MLB draft grades: Arizona Diamondbacks lauded for Druw Jones selection

“Everybody says we’re pretty similar,” Jones said on a conference call with reporters. “I mean, probably almost exactly the same.”

In Jones, the Diamondbacks see a player capable of playing an elite center field, a hitter who can hit for both average and power and a baserunner with speed and instincts.

“It’s the way he can impact the game in so many ways,” Diamondbacks scouting director Ian Rebhan said. Asked what stood out to his scouts about Jones’ play, Rebhan said, “I guess the answer would be everything. He can kind of do it all.
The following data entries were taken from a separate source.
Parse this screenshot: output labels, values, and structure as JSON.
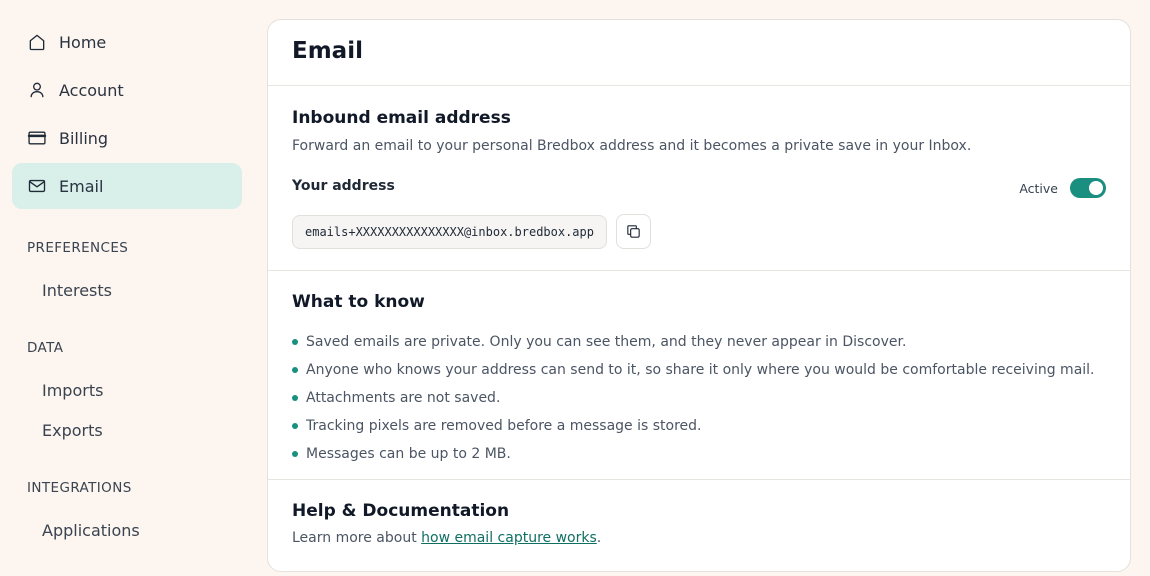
{
  "sidebar": {
    "nav": [
      {
        "label": "Home",
        "icon": "home-icon"
      },
      {
        "label": "Account",
        "icon": "user-icon"
      },
      {
        "label": "Billing",
        "icon": "credit-card-icon"
      },
      {
        "label": "Email",
        "icon": "mail-icon",
        "active": true
      }
    ],
    "preferences_label": "PREFERENCES",
    "preferences_items": [
      "Interests"
    ],
    "data_label": "DATA",
    "data_items": [
      "Imports",
      "Exports"
    ],
    "integrations_label": "INTEGRATIONS",
    "integrations_items": [
      "Applications"
    ]
  },
  "main": {
    "title": "Email",
    "inbound": {
      "title": "Inbound email address",
      "description": "Forward an email to your personal Bredbox address and it becomes a private save in your Inbox.",
      "address_label": "Your address",
      "status_label": "Active",
      "active": true,
      "address": "emails+XXXXXXXXXXXXXXX@inbox.bredbox.app",
      "copy_icon": "copy-icon"
    },
    "what_to_know": {
      "title": "What to know",
      "items": [
        "Saved emails are private. Only you can see them, and they never appear in Discover.",
        "Anyone who knows your address can send to it, so share it only where you would be comfortable receiving mail.",
        "Attachments are not saved.",
        "Tracking pixels are removed before a message is stored.",
        "Messages can be up to 2 MB."
      ]
    },
    "help": {
      "title": "Help & Documentation",
      "text_before": "Learn more about ",
      "link_text": "how email capture works",
      "text_after": "."
    }
  },
  "colors": {
    "accent": "#1a8f80",
    "active_nav_bg": "#d8efea",
    "page_bg": "#fdf5ef"
  }
}
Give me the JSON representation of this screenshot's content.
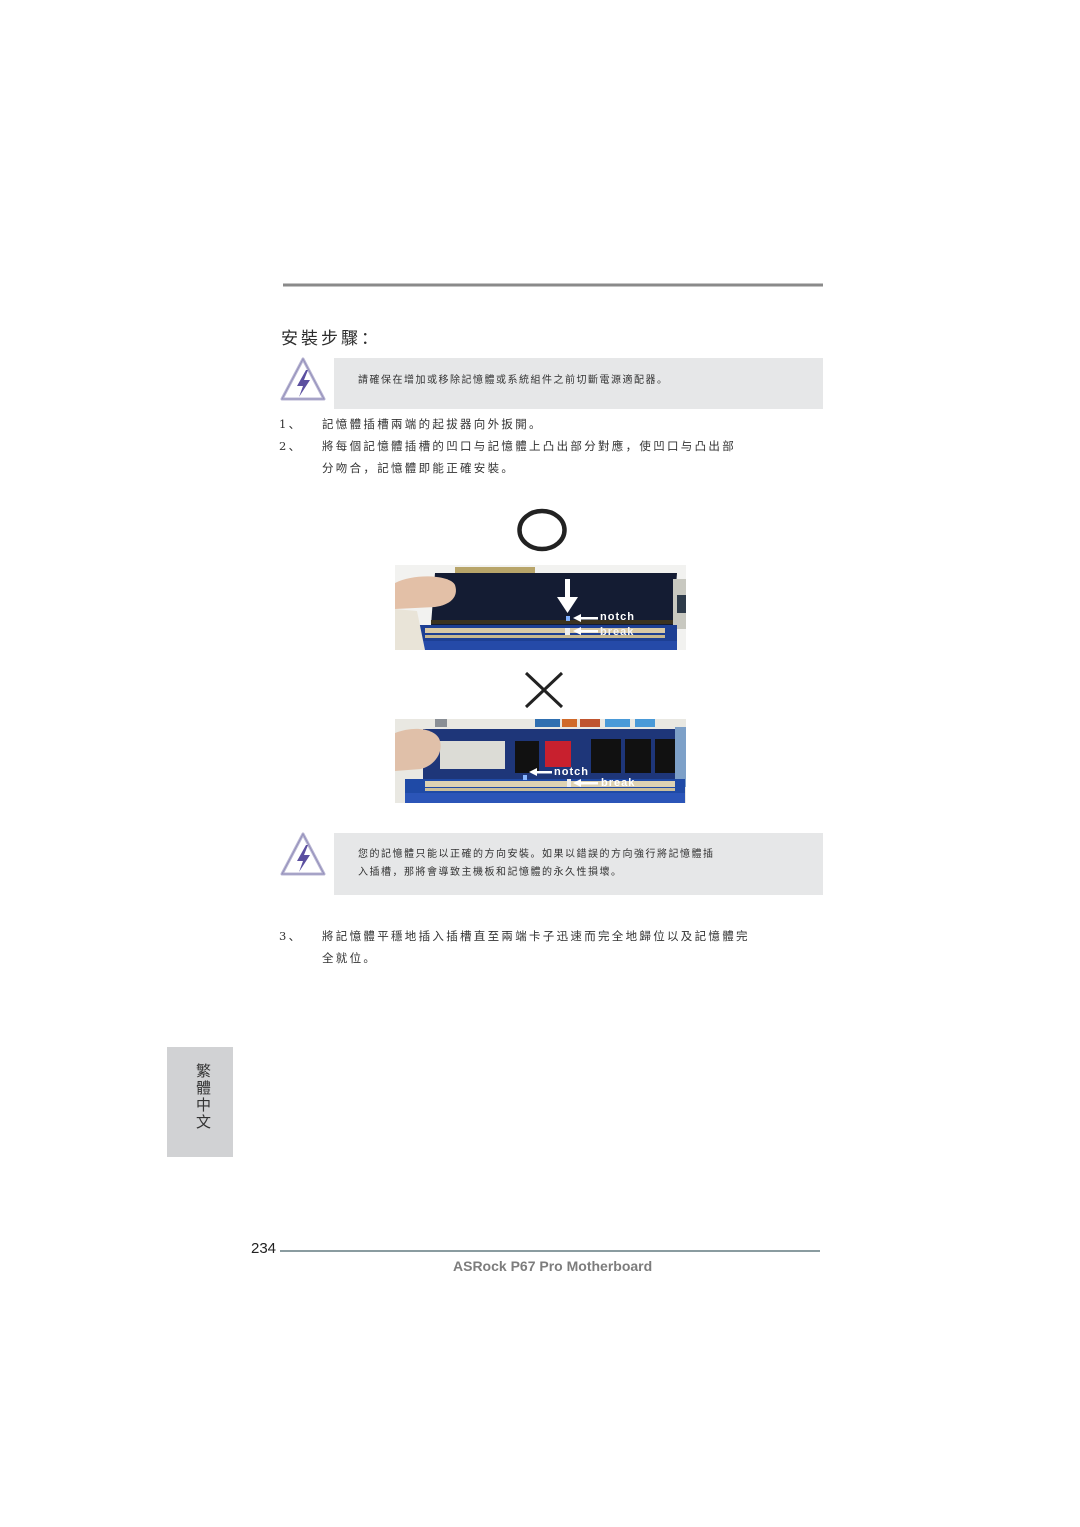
{
  "header": {
    "section_title": "安裝步驟："
  },
  "notes": [
    {
      "icon": "warning-lightning-icon",
      "text_lines": [
        "請確保在增加或移除記憶體或系統組件之前切斷電源適配器。"
      ]
    },
    {
      "icon": "warning-lightning-icon",
      "text_lines": [
        "您的記憶體只能以正確的方向安裝。如果以錯誤的方向強行將記憶體插",
        "入插槽，那將會導致主機板和記憶體的永久性損壞。"
      ]
    }
  ],
  "steps": [
    {
      "number": "1、",
      "lines": [
        "記憶體插槽兩端的起拔器向外扳開。"
      ]
    },
    {
      "number": "2、",
      "lines": [
        "將每個記憶體插槽的凹口与記憶體上凸出部分對應，使凹口与凸出部",
        "分吻合，記憶體即能正確安裝。"
      ]
    },
    {
      "number": "3、",
      "lines": [
        "將記憶體平穩地插入插槽直至兩端卡子迅速而完全地歸位以及記憶體完",
        "全就位。"
      ]
    }
  ],
  "figures": [
    {
      "mark": "correct-circle-icon",
      "labels": {
        "notch": "notch",
        "break": "break"
      }
    },
    {
      "mark": "incorrect-x-icon",
      "labels": {
        "notch": "notch",
        "break": "break"
      }
    }
  ],
  "side_tab": {
    "label": "繁體中文"
  },
  "footer": {
    "page_number": "234",
    "title": "ASRock  P67 Pro  Motherboard"
  },
  "colors": {
    "note_bg": "#e6e7e8",
    "side_tab_bg": "#d1d2d4",
    "warning_icon": "#5b4fa0",
    "rule": "#8a8a8a"
  }
}
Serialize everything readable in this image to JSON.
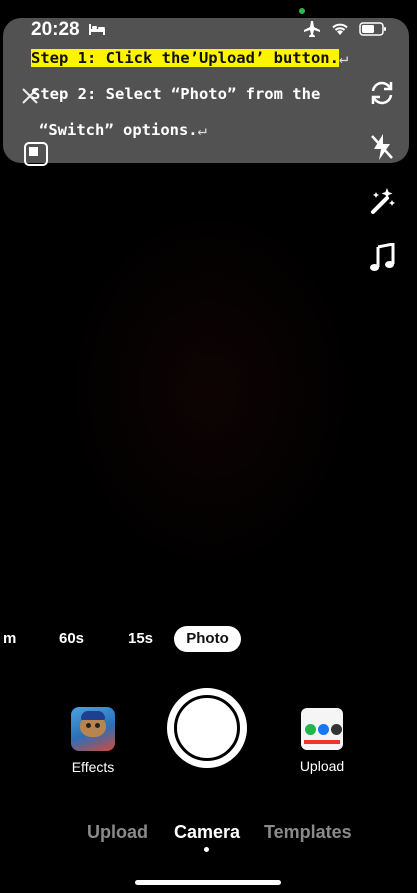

He’s a really dynamic five-tool payer.”

During his 17-year career in the majors, Andruw Jones was a five-time All-Star and a 10-time Gold Glove winner. His most productive season at the plate came in 2005, when he led the majors with 51 home runs.

As it turns out, Druw Jones, 18, said his father was not the one who taught him how to hit. Because his dad was often gone during the baseball season, those lessons were conducted by Druw’s mom’s father, J.D. Derick.

“I try to make it my own game and be able to pursue and keep my career going and not really worry about what he did back in the past,” Jones said. “To be able to have my own name and play my own way.”

The Diamondbacks preferred Jones to another player with major league bloodlines, Jackson Holliday, whom the Baltimore Orioles selected with the first overall pick. Holliday is the son of Matt Holliday, the former All-Star outfielder. The club also was high on Georgia high school infielder Termarr Johnson.

Jones gives the Diamondbacks a third high-end position player in their system, joining Triple-A outfielder Corbin Carroll and High-A shortstop Jordan Lawlar, both of whom participated in the Futures Game on Saturday. Carroll ranks as Baseball America’s No. 5 prospect. Lawlar is No. 11. Jones figures to slot somewhere in the Top 50, if not higher.

Jones, who is represented by Scott Boras, is widely expected to command a signing bonus in the range of the pick’s $8.1 million value. It remains unclear how close the sides are to a deal, but the fact that he participated in a call with reporters could be an indication an agreement is close.

The Diamondbacks had two other picks on the first day of the draft. At No. 34, they selected Mississippi State right-hander Landon Sims, who is said to possess an elite mid-to-upper 90s fastball that he pairs with a wipeout slider.

The rub is that he underwent Tommy John surgery in March, adding risk to his profile and pushing back his debut until next year. The Diamondbacks felt he had too much upside to pass up; they think he has the potential to start and do not believe he would have been available in that range of the draft were he healthy.

The Diamondbacks went with an uncharacteristic selection with their next pick, going with Texas slugger Ivan Melendez with the 43rd overall pick. Melendez is a bat-first prospect, a right-handed hitting slugger who won the Golden Spikes Award after posting a gaudy numbers, including leading all of Division 1 baseball with 32 home runs.

In recent years, the Diamondbacks have tended to gravitate toward athletic, middle-of-the-field players with their top picks.

“Anytime you’ve got a chance to add that type of right-handed power to your organization, I think it’s super valuable,” Rebhan said. “A college performer like him, we’re super excited.”

This article originally appeared on Arizona Republic: Diamondbacks select Druw Jones, son of former Braves All Star Andruw Jones, with No. 2 pick